EXERCISE OBJECTIVE: Make a verbatim copy of the entries below; pictures stay out.

START DATA SUPPLIED

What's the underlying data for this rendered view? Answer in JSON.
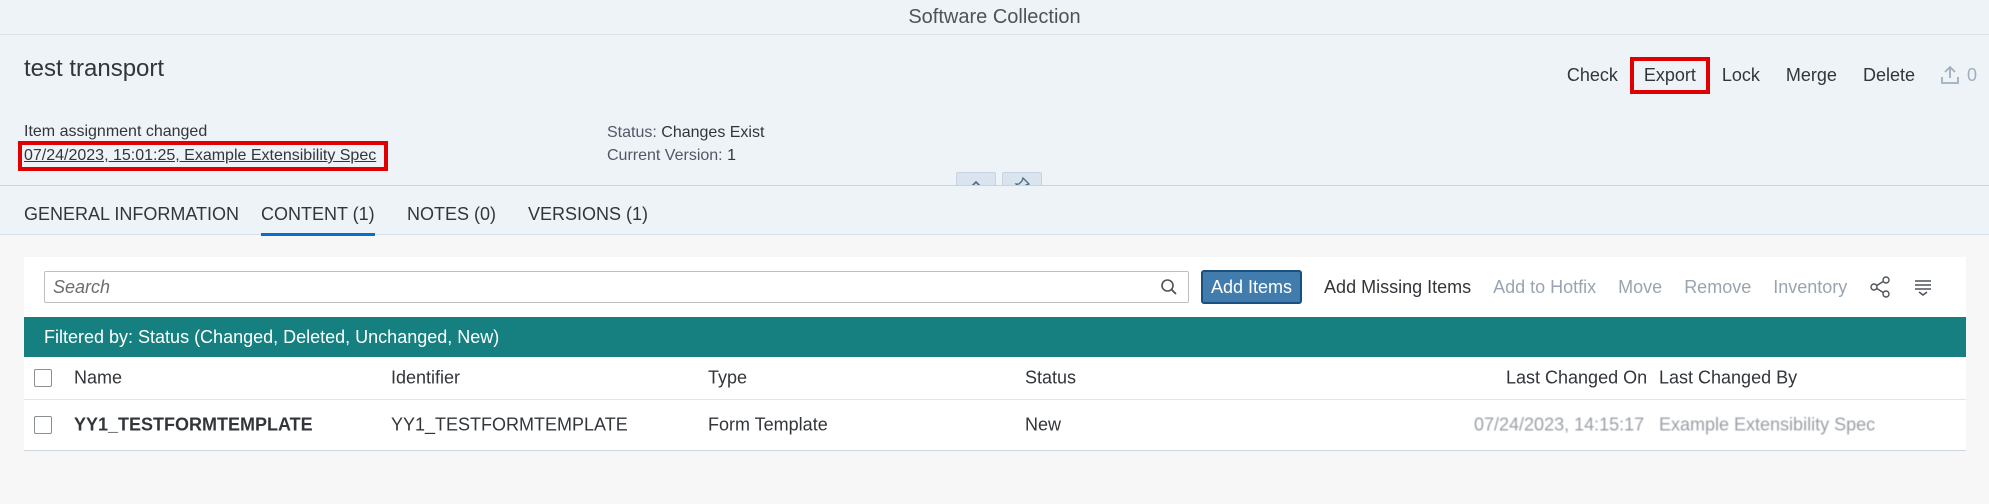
{
  "app_title": "Software Collection",
  "object": {
    "title": "test transport",
    "actions": [
      "Check",
      "Export",
      "Lock",
      "Merge",
      "Delete"
    ],
    "upload_count": "0",
    "attributes": {
      "left_label": "Item assignment changed",
      "left_value": "07/24/2023, 15:01:25, Example Extensibility Spec",
      "status_key": "Status:",
      "status_value": "Changes Exist",
      "version_key": "Current Version:",
      "version_value": "1"
    }
  },
  "tabs": [
    {
      "label": "GENERAL INFORMATION"
    },
    {
      "label": "CONTENT (1)"
    },
    {
      "label": "NOTES (0)"
    },
    {
      "label": "VERSIONS (1)"
    }
  ],
  "active_tab": "CONTENT (1)",
  "toolbar": {
    "search_placeholder": "Search",
    "add_items": "Add Items",
    "add_missing_items": "Add Missing Items",
    "add_to_hotfix": "Add to Hotfix",
    "move": "Move",
    "remove": "Remove",
    "inventory": "Inventory"
  },
  "filter_text": "Filtered by: Status (Changed, Deleted, Unchanged, New)",
  "table": {
    "columns": [
      "Name",
      "Identifier",
      "Type",
      "Status",
      "Last Changed On",
      "Last Changed By"
    ],
    "rows": [
      {
        "name": "YY1_TESTFORMTEMPLATE",
        "identifier": "YY1_TESTFORMTEMPLATE",
        "type": "Form Template",
        "status": "New",
        "last_changed_on": "07/24/2023, 14:15:17",
        "last_changed_by": "Example Extensibility Spec"
      }
    ]
  },
  "colors": {
    "filter_bar": "#15807f",
    "primary_button": "#427cac",
    "highlight": "#e00000",
    "header_bg": "#eef3f8"
  }
}
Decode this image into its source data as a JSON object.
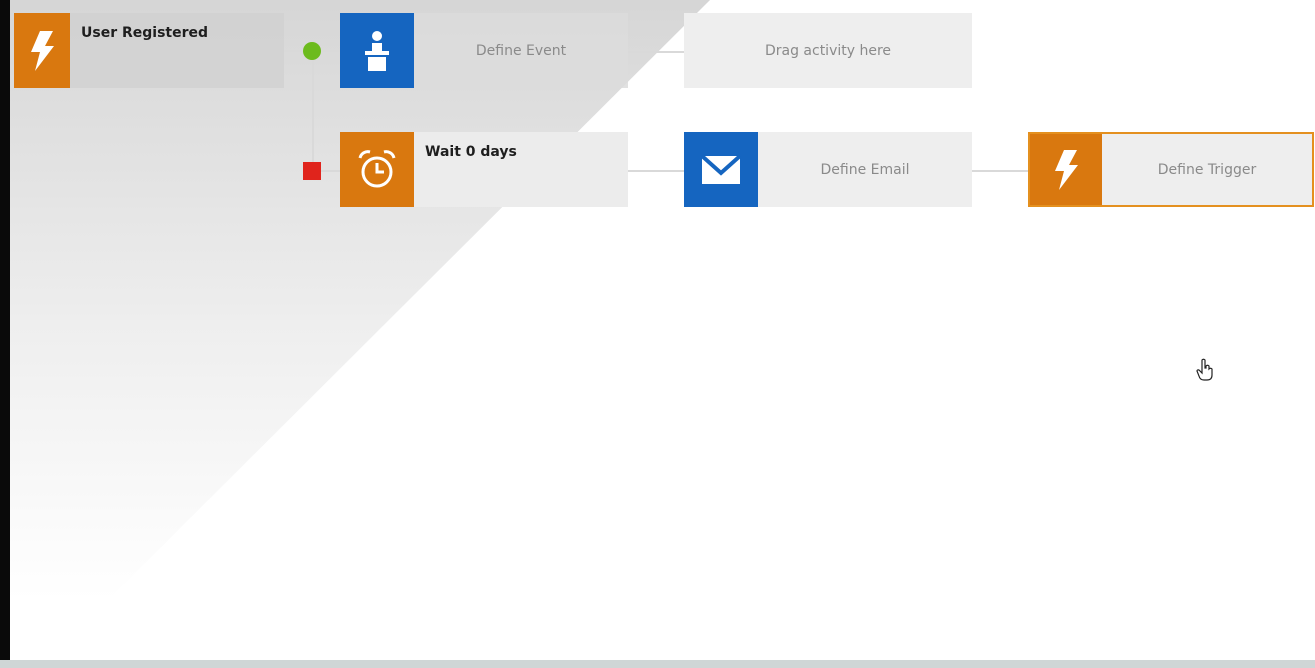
{
  "nodes": {
    "user_registered": {
      "label": "User Registered",
      "icon": "lightning-icon"
    },
    "define_event": {
      "label": "Define Event",
      "icon": "presenter-icon"
    },
    "drag_activity": {
      "label": "Drag activity here"
    },
    "wait": {
      "label": "Wait 0 days",
      "icon": "alarm-clock-icon"
    },
    "define_email": {
      "label": "Define Email",
      "icon": "envelope-icon"
    },
    "define_trigger": {
      "label": "Define Trigger",
      "icon": "lightning-icon"
    }
  },
  "branches": {
    "yes": {
      "color": "#6cbb1d",
      "shape": "circle"
    },
    "no": {
      "color": "#e0241c",
      "shape": "square"
    }
  },
  "colors": {
    "orange": "#d9780f",
    "blue": "#1565c0",
    "node_bg": "#eeeeee",
    "trigger_outline": "#e4901f"
  }
}
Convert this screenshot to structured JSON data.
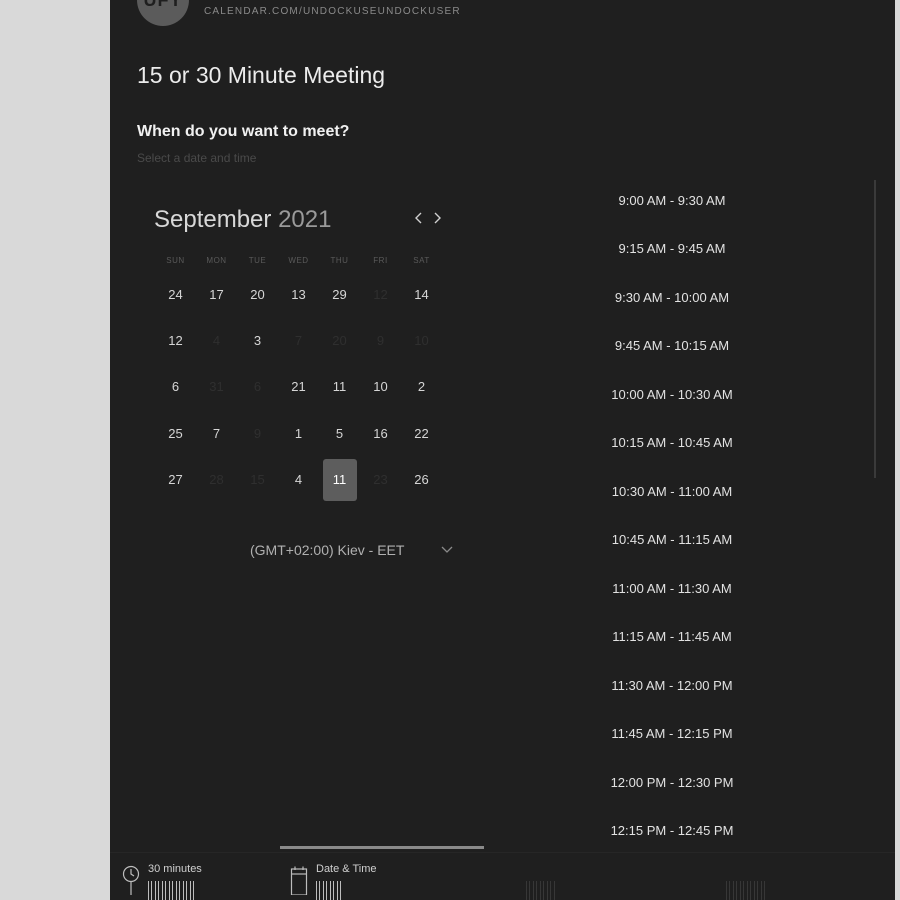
{
  "header": {
    "avatar_initials": "UFY",
    "url": "CALENDAR.COM/UNDOCKUSEUNDOCKUSER"
  },
  "meeting": {
    "title": "15 or 30 Minute Meeting",
    "question": "When do you want to meet?",
    "subtext": "Select a date and time"
  },
  "calendar": {
    "month": "September",
    "year": "2021",
    "weekdays": [
      "SUN",
      "MON",
      "TUE",
      "WED",
      "THU",
      "FRI",
      "SAT"
    ],
    "rows": [
      [
        "24",
        "17",
        "20",
        "13",
        "29",
        "12",
        "14"
      ],
      [
        "12",
        "4",
        "3",
        "7",
        "20",
        "9",
        "10"
      ],
      [
        "6",
        "31",
        "6",
        "21",
        "11",
        "10",
        "2"
      ],
      [
        "25",
        "7",
        "9",
        "1",
        "5",
        "16",
        "22"
      ],
      [
        "27",
        "28",
        "15",
        "4",
        "11",
        "23",
        "26"
      ]
    ],
    "selected_day": "11",
    "timezone": "(GMT+02:00) Kiev - EET"
  },
  "time_slots": [
    "9:00 AM - 9:30 AM",
    "9:15 AM - 9:45 AM",
    "9:30 AM - 10:00 AM",
    "9:45 AM - 10:15 AM",
    "10:00 AM - 10:30 AM",
    "10:15 AM - 10:45 AM",
    "10:30 AM - 11:00 AM",
    "10:45 AM - 11:15 AM",
    "11:00 AM - 11:30 AM",
    "11:15 AM - 11:45 AM",
    "11:30 AM - 12:00 PM",
    "11:45 AM - 12:15 PM",
    "12:00 PM - 12:30 PM",
    "12:15 PM - 12:45 PM"
  ],
  "steps": {
    "duration": "30 minutes",
    "date_time": "Date & Time"
  },
  "colors": {
    "panel_bg": "#1f1f1f",
    "page_bg": "#d9d9d9",
    "selected_bg": "#5d5d5d"
  }
}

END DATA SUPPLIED

RESULT OF THIS EXERCISE:
What's the underlying data for this rendered view? Answer in JSON.
{
  "app_title": "Software Collection",
  "object": {
    "title": "test transport",
    "actions": [
      "Check",
      "Export",
      "Lock",
      "Merge",
      "Delete"
    ],
    "upload_count": "0",
    "attributes": {
      "left_label": "Item assignment changed",
      "left_value": "07/24/2023, 15:01:25, Example Extensibility Spec",
      "status_key": "Status:",
      "status_value": "Changes Exist",
      "version_key": "Current Version:",
      "version_value": "1"
    }
  },
  "tabs": [
    {
      "label": "GENERAL INFORMATION"
    },
    {
      "label": "CONTENT (1)"
    },
    {
      "label": "NOTES (0)"
    },
    {
      "label": "VERSIONS (1)"
    }
  ],
  "active_tab": "CONTENT (1)",
  "toolbar": {
    "search_placeholder": "Search",
    "add_items": "Add Items",
    "add_missing_items": "Add Missing Items",
    "add_to_hotfix": "Add to Hotfix",
    "move": "Move",
    "remove": "Remove",
    "inventory": "Inventory"
  },
  "filter_text": "Filtered by: Status (Changed, Deleted, Unchanged, New)",
  "table": {
    "columns": [
      "Name",
      "Identifier",
      "Type",
      "Status",
      "Last Changed On",
      "Last Changed By"
    ],
    "rows": [
      {
        "name": "YY1_TESTFORMTEMPLATE",
        "identifier": "YY1_TESTFORMTEMPLATE",
        "type": "Form Template",
        "status": "New",
        "last_changed_on": "07/24/2023, 14:15:17",
        "last_changed_by": "Example Extensibility Spec"
      }
    ]
  },
  "colors": {
    "filter_bar": "#15807f",
    "primary_button": "#427cac",
    "highlight": "#e00000",
    "header_bg": "#eef3f8"
  }
}
Decode this image into its source data as a JSON object.
{
  "nodes": {
    "user_registered": {
      "label": "User Registered",
      "icon": "lightning-icon"
    },
    "define_event": {
      "label": "Define Event",
      "icon": "presenter-icon"
    },
    "drag_activity": {
      "label": "Drag activity here"
    },
    "wait": {
      "label": "Wait 0 days",
      "icon": "alarm-clock-icon"
    },
    "define_email": {
      "label": "Define Email",
      "icon": "envelope-icon"
    },
    "define_trigger": {
      "label": "Define Trigger",
      "icon": "lightning-icon"
    }
  },
  "branches": {
    "yes": {
      "color": "#6cbb1d",
      "shape": "circle"
    },
    "no": {
      "color": "#e0241c",
      "shape": "square"
    }
  },
  "colors": {
    "orange": "#d9780f",
    "blue": "#1565c0",
    "node_bg": "#eeeeee",
    "trigger_outline": "#e4901f"
  }
}
Convert this screenshot to structured JSON data.
{
  "header": {
    "avatar_initials": "UFY",
    "url": "CALENDAR.COM/UNDOCKUSEUNDOCKUSER"
  },
  "meeting": {
    "title": "15 or 30 Minute Meeting",
    "question": "When do you want to meet?",
    "subtext": "Select a date and time"
  },
  "calendar": {
    "month": "September",
    "year": "2021",
    "weekdays": [
      "SUN",
      "MON",
      "TUE",
      "WED",
      "THU",
      "FRI",
      "SAT"
    ],
    "rows": [
      [
        "24",
        "17",
        "20",
        "13",
        "29",
        "12",
        "14"
      ],
      [
        "12",
        "4",
        "3",
        "7",
        "20",
        "9",
        "10"
      ],
      [
        "6",
        "31",
        "6",
        "21",
        "11",
        "10",
        "2"
      ],
      [
        "25",
        "7",
        "9",
        "1",
        "5",
        "16",
        "22"
      ],
      [
        "27",
        "28",
        "15",
        "4",
        "11",
        "23",
        "26"
      ]
    ],
    "selected_day": "11",
    "timezone": "(GMT+02:00) Kiev - EET"
  },
  "time_slots": [
    "9:00 AM - 9:30 AM",
    "9:15 AM - 9:45 AM",
    "9:30 AM - 10:00 AM",
    "9:45 AM - 10:15 AM",
    "10:00 AM - 10:30 AM",
    "10:15 AM - 10:45 AM",
    "10:30 AM - 11:00 AM",
    "10:45 AM - 11:15 AM",
    "11:00 AM - 11:30 AM",
    "11:15 AM - 11:45 AM",
    "11:30 AM - 12:00 PM",
    "11:45 AM - 12:15 PM",
    "12:00 PM - 12:30 PM",
    "12:15 PM - 12:45 PM"
  ],
  "steps": {
    "duration": "30 minutes",
    "date_time": "Date & Time"
  },
  "colors": {
    "panel_bg": "#1f1f1f",
    "page_bg": "#d9d9d9",
    "selected_bg": "#5d5d5d"
  }
}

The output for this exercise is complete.